* **PROBLEM STATEMENT**
In the data below, find every line that has the string "highlight", and copy it.
DATA SHOWN START
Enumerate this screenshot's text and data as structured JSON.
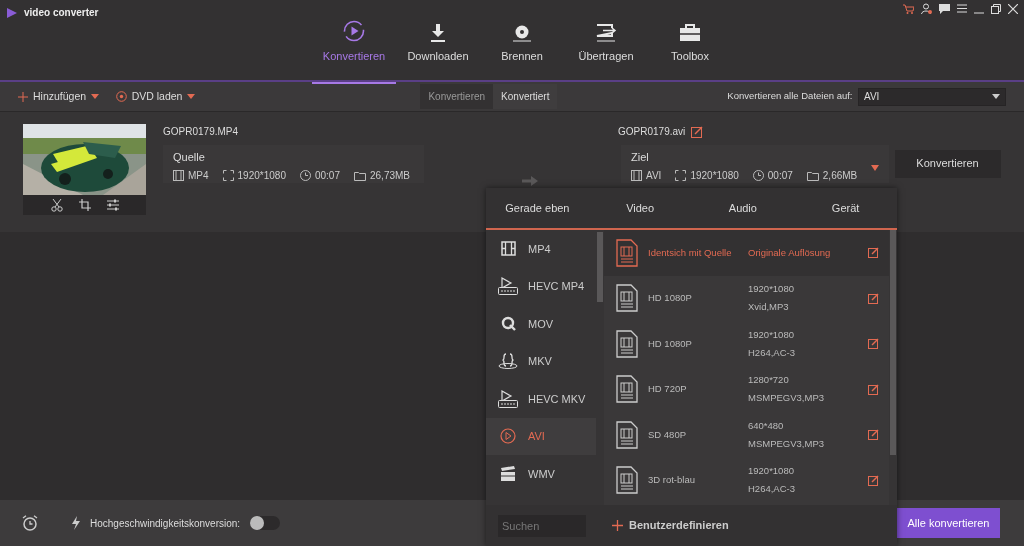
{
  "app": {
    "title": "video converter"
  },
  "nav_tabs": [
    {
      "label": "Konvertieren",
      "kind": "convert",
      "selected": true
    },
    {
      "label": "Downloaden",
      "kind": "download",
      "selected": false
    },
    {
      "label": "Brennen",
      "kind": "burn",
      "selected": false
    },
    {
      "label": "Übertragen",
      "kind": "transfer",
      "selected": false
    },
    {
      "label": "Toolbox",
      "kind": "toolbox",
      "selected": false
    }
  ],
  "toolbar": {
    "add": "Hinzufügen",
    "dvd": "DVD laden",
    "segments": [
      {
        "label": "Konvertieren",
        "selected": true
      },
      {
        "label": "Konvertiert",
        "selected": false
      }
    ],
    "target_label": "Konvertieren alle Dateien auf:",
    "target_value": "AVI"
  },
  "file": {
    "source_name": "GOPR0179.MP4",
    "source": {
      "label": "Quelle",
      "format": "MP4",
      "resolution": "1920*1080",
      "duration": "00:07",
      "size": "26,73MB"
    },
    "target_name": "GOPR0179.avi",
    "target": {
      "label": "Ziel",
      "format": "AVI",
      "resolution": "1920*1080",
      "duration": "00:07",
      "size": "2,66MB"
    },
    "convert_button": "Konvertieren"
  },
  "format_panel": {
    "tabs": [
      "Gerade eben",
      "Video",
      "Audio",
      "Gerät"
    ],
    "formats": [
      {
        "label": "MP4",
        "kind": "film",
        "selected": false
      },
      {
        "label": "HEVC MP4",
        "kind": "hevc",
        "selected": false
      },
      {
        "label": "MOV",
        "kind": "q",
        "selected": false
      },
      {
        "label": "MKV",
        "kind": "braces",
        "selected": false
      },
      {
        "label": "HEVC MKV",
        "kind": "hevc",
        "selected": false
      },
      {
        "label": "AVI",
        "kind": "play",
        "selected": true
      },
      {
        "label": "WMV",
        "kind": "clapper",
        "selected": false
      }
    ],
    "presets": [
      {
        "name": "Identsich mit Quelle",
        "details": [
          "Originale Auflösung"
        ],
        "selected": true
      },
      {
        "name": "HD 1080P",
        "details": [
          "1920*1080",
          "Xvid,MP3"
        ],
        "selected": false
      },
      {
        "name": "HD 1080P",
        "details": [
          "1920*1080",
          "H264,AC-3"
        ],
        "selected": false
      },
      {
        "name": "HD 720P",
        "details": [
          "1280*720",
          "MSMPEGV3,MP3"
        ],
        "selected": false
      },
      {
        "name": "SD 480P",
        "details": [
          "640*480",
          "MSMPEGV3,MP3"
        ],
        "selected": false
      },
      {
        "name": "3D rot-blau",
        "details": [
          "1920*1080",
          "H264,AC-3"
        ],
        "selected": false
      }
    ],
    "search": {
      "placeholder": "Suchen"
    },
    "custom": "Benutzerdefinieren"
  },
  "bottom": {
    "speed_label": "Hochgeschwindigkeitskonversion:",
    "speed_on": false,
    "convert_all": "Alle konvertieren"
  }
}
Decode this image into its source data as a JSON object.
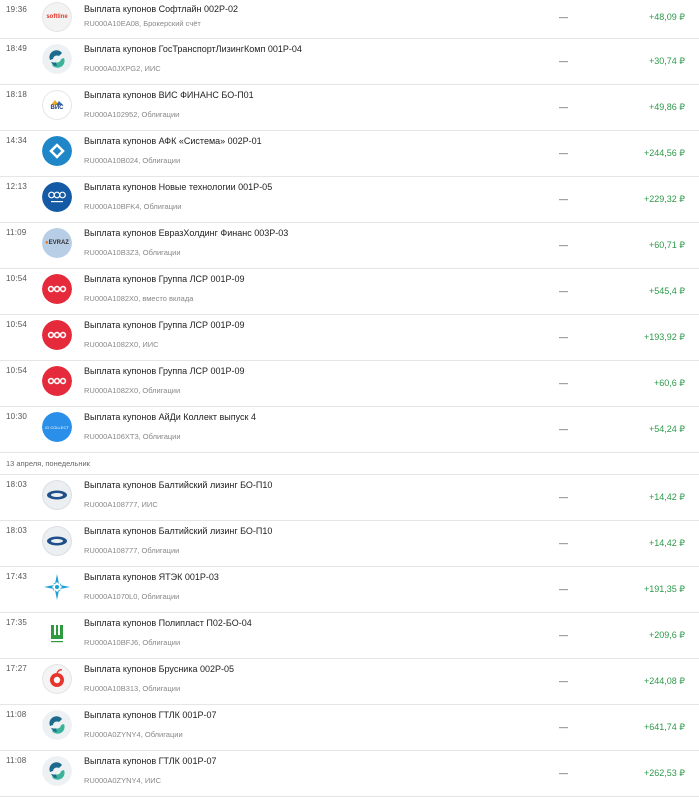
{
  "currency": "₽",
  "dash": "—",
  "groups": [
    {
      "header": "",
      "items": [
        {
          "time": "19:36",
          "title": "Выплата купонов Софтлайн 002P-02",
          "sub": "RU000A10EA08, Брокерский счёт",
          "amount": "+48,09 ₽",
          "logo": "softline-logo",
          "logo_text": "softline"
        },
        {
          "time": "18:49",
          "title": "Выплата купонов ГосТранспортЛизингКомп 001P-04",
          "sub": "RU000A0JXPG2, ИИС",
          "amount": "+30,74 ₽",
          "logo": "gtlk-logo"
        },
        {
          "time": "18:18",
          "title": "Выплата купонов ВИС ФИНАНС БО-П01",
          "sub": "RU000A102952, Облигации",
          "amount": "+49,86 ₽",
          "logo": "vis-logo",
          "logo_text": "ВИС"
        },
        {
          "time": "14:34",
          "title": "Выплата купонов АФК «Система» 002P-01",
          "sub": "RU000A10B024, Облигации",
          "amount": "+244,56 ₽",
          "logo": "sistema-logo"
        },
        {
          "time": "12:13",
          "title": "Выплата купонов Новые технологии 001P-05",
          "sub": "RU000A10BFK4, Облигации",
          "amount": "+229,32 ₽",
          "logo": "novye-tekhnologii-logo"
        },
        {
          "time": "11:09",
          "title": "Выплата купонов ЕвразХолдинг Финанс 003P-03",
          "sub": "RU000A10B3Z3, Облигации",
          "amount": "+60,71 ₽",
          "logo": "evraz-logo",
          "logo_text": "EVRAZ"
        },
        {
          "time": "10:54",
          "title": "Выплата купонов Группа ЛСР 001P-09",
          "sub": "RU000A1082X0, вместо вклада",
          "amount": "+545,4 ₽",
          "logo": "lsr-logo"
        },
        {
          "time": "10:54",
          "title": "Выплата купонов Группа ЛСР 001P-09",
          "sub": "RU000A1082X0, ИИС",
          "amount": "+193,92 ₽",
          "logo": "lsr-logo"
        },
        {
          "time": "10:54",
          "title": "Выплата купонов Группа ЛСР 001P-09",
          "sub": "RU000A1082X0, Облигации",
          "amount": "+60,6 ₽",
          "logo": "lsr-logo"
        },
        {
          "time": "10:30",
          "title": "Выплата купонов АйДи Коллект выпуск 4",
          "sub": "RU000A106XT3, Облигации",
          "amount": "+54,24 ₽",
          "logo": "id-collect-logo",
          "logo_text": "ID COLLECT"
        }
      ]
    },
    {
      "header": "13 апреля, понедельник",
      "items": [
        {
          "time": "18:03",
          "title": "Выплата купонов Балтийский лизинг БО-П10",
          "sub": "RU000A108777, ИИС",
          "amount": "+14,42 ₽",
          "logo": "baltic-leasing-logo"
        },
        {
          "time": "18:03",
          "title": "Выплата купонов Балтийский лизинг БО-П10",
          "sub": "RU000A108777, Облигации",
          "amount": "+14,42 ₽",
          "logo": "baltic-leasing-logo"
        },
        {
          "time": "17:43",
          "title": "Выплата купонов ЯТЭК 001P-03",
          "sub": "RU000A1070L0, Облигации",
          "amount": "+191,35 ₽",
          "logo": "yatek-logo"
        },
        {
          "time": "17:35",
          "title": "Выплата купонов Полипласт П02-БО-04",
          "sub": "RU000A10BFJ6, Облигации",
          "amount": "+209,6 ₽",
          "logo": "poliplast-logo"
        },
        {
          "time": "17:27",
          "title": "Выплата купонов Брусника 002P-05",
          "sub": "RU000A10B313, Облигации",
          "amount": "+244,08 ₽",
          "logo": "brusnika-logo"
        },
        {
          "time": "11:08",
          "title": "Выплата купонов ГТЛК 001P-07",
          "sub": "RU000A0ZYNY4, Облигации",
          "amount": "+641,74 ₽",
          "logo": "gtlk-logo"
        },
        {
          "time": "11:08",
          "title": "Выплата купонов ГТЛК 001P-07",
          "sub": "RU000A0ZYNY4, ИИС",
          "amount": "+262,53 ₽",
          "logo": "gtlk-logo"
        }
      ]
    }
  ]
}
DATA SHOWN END
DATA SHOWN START
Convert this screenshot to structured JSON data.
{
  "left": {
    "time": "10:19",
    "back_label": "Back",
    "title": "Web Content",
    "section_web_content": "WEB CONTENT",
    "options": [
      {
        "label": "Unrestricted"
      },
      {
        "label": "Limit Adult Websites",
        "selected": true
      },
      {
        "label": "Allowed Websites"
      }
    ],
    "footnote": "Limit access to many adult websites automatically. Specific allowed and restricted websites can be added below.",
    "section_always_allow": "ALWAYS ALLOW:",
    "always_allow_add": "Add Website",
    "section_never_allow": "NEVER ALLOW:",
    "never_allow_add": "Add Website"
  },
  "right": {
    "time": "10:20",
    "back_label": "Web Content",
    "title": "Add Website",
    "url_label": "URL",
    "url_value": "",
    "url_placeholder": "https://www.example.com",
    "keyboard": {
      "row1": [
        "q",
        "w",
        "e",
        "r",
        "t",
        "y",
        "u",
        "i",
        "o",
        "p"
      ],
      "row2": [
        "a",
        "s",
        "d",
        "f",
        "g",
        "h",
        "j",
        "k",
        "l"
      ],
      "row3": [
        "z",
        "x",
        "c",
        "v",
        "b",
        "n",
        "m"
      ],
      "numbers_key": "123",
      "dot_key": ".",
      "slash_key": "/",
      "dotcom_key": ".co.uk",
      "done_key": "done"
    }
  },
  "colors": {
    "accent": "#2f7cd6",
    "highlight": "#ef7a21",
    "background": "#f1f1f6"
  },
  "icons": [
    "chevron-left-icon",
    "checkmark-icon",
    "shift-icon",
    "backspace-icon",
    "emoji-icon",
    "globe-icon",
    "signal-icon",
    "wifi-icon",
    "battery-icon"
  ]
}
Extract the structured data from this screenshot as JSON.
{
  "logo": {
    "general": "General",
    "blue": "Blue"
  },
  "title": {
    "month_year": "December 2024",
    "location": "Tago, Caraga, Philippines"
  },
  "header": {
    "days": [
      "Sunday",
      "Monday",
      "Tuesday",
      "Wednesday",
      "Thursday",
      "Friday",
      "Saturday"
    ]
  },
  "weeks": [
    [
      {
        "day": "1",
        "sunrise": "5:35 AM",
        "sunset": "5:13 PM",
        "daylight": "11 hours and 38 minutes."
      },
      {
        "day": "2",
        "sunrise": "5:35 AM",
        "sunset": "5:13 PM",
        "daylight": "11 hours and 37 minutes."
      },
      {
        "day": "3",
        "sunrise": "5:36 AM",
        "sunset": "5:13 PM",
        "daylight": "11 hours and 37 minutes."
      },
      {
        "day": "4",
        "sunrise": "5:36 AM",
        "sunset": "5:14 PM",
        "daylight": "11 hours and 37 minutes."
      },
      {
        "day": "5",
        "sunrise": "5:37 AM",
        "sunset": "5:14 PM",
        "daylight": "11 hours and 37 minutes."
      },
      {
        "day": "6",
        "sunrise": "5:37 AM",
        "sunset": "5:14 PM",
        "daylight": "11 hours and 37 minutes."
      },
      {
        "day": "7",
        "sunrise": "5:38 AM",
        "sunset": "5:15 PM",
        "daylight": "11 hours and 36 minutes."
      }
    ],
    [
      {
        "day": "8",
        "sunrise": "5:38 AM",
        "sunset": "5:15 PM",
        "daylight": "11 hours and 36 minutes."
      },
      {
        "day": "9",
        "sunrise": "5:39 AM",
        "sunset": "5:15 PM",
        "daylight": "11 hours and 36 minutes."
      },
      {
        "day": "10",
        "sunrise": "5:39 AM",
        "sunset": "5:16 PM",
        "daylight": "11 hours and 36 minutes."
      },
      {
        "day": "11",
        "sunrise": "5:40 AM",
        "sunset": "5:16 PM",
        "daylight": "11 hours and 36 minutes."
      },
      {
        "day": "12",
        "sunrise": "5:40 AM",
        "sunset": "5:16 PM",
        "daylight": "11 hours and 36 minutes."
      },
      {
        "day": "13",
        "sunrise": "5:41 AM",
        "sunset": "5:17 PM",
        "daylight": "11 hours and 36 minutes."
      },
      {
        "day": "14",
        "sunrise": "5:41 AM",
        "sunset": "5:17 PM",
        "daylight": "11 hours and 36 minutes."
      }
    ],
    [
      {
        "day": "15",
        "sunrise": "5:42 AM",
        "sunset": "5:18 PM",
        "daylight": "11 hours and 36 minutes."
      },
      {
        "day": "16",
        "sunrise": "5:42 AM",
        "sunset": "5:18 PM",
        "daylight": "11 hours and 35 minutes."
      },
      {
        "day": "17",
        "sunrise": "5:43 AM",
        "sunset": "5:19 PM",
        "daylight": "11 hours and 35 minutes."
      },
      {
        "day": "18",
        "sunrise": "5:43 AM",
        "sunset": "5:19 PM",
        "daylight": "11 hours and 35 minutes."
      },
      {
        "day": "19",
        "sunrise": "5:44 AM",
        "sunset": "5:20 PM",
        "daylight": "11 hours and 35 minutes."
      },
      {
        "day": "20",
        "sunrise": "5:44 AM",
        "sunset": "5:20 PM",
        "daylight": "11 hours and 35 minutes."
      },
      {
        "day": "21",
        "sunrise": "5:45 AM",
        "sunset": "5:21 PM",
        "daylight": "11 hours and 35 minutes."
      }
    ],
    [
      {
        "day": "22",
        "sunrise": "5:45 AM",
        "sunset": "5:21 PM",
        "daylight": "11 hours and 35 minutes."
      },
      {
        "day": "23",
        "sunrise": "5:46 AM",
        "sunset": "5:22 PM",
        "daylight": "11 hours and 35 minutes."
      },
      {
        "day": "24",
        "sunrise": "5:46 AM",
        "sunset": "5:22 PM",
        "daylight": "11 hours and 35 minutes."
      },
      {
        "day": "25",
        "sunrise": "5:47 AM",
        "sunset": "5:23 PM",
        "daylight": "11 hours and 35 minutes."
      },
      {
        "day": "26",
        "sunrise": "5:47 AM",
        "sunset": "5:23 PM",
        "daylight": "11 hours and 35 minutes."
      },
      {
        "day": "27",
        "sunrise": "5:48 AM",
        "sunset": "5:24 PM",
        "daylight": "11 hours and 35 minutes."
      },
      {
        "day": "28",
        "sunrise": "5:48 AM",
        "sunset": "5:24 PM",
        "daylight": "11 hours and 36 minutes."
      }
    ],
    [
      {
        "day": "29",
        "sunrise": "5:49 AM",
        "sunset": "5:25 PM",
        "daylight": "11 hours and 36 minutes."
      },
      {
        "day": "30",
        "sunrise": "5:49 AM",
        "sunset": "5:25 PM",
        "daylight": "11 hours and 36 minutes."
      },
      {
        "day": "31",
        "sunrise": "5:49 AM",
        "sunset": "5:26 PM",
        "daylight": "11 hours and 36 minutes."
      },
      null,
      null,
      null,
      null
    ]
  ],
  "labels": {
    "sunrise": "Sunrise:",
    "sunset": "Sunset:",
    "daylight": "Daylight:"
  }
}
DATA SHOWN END
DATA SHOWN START
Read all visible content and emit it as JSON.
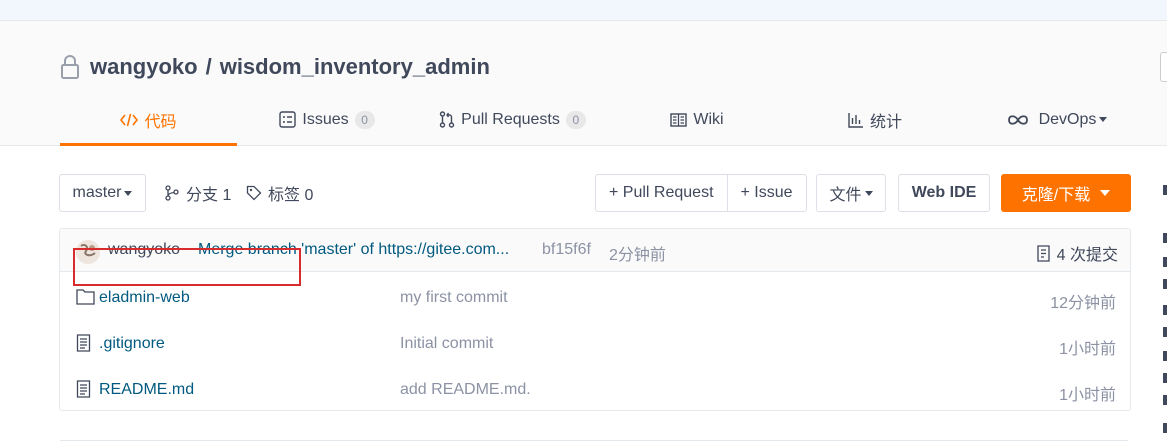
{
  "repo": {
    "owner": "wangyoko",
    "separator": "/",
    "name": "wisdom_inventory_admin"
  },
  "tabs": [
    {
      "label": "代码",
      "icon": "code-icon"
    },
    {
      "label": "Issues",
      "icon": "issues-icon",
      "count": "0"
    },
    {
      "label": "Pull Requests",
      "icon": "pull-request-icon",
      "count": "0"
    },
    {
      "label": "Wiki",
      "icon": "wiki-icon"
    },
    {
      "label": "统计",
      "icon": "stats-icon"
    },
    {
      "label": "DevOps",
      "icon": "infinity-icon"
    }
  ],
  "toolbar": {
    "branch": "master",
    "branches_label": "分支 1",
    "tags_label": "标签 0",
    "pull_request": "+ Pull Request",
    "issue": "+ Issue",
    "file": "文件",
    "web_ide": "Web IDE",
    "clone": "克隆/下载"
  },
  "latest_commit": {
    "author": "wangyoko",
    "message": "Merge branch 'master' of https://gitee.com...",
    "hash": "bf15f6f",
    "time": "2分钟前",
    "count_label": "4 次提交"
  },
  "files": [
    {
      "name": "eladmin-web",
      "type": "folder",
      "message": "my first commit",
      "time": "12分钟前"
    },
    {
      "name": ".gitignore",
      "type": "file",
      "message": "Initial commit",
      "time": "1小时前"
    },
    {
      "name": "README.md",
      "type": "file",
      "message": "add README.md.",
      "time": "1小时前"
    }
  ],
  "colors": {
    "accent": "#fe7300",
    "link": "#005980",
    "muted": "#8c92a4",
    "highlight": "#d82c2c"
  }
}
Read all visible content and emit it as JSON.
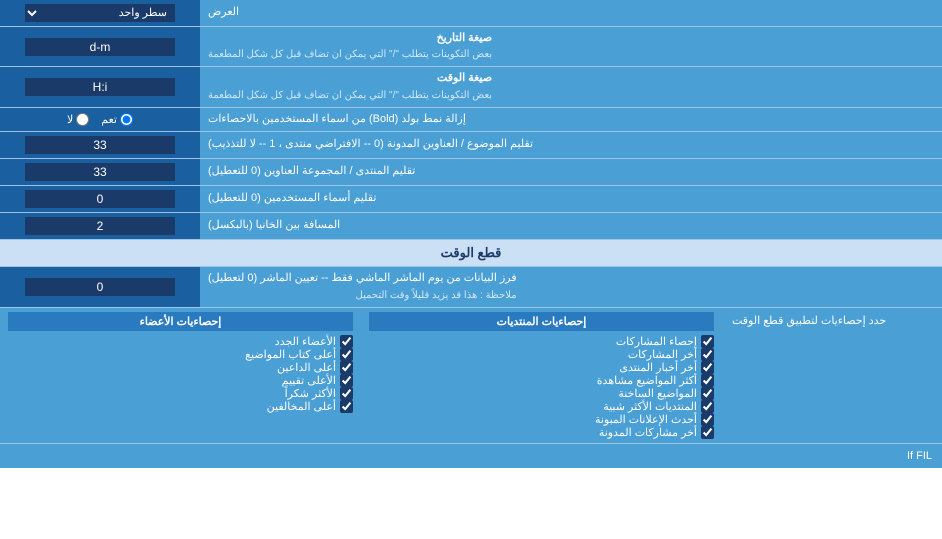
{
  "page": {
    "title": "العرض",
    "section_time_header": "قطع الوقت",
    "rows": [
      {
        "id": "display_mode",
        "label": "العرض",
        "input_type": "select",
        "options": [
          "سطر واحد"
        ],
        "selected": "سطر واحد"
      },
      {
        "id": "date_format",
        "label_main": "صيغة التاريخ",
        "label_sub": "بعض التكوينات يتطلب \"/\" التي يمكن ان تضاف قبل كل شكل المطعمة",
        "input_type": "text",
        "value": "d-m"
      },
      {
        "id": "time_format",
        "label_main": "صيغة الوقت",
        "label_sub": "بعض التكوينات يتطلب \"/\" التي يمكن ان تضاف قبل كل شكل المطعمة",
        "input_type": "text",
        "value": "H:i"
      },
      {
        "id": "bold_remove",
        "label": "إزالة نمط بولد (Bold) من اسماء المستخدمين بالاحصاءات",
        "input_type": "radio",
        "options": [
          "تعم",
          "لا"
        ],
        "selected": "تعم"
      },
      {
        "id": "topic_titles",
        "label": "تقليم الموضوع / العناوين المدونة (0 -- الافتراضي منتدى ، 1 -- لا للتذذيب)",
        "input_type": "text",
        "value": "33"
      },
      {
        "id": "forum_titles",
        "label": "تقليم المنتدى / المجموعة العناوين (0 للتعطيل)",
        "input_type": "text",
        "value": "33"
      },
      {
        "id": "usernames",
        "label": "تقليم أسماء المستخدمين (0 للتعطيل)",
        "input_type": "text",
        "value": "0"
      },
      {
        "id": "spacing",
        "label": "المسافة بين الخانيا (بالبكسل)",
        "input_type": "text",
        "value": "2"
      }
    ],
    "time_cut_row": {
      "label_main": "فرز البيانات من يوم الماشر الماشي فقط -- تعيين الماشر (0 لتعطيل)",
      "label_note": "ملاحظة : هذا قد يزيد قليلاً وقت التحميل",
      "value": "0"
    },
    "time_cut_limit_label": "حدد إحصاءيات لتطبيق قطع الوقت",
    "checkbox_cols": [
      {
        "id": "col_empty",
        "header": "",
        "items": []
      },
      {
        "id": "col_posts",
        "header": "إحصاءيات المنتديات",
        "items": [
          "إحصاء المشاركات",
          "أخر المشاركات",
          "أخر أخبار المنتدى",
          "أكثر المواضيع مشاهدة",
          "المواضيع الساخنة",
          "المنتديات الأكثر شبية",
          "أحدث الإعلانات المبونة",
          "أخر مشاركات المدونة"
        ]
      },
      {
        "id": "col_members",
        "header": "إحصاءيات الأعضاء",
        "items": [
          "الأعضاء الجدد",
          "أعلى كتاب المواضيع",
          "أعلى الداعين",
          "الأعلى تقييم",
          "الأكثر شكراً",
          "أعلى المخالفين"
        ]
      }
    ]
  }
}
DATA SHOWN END
* **ANSWER SPACE**
    "highlight": "#ef7a21",
    "highlight": "#d82c2c"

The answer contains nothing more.